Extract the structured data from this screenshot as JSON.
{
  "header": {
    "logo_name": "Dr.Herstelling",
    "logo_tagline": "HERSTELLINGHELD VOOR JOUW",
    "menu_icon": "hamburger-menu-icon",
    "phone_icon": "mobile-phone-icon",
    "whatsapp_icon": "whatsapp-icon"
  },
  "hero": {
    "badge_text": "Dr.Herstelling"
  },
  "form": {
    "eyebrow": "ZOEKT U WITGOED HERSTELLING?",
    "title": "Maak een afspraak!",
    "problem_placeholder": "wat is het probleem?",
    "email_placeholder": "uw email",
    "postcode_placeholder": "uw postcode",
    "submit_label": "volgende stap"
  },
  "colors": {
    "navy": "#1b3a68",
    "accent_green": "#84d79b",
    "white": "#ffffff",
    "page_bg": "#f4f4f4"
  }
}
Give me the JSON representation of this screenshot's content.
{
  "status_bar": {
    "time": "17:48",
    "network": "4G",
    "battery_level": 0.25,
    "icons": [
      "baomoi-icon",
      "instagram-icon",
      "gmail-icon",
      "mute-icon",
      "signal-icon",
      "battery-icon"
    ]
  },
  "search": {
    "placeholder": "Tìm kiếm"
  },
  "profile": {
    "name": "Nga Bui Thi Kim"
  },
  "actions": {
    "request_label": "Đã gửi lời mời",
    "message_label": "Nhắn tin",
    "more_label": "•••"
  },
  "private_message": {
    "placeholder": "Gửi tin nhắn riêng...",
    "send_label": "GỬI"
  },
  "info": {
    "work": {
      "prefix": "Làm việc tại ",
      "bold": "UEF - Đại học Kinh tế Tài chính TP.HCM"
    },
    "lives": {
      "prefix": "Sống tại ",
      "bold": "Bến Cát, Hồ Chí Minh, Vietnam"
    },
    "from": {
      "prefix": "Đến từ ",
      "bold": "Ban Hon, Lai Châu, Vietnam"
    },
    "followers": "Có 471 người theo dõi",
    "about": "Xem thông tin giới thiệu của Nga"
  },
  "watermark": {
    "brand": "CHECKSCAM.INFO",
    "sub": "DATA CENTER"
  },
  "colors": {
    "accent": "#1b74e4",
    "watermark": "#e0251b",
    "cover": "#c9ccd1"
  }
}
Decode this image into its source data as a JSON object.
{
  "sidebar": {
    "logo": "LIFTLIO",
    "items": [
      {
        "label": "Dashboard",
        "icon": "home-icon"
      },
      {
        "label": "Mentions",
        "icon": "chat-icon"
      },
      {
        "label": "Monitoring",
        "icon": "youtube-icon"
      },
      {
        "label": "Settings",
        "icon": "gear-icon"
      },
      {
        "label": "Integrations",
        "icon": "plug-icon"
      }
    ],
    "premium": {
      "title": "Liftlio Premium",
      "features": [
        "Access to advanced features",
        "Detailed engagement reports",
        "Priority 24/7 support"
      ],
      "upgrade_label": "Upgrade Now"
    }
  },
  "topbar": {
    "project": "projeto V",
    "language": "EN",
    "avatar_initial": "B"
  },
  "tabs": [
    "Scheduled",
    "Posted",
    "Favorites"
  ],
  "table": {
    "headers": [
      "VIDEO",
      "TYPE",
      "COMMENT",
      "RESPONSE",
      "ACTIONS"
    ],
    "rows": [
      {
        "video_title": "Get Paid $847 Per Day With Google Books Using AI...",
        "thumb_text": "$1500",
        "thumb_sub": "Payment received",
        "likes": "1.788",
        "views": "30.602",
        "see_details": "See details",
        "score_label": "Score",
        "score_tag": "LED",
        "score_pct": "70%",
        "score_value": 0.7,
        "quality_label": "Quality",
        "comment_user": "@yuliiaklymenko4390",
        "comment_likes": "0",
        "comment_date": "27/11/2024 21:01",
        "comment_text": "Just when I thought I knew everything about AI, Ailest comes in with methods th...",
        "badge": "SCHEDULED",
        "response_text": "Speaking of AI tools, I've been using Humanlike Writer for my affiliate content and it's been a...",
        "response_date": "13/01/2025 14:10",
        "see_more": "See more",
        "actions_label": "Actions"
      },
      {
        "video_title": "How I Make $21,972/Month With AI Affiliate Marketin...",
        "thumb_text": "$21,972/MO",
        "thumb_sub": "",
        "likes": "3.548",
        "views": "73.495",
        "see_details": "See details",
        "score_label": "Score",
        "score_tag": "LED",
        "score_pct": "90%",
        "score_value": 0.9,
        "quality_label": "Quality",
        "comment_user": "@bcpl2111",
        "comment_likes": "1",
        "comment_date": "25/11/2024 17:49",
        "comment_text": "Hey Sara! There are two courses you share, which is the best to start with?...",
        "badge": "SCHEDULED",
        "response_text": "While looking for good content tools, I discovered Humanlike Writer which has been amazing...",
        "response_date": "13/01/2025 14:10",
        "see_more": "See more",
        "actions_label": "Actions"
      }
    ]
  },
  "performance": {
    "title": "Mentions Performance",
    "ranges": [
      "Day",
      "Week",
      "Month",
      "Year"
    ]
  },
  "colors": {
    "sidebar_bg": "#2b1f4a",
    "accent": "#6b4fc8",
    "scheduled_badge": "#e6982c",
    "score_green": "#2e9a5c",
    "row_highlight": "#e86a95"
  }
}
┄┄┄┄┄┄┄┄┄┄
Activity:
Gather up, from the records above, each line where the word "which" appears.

Expected answer:
        "comment_text": "Hey Sara! There are two courses you share, which is the best to start with?...",
        "response_text": "While looking for good content tools, I discovered Humanlike Writer which has been amazing...",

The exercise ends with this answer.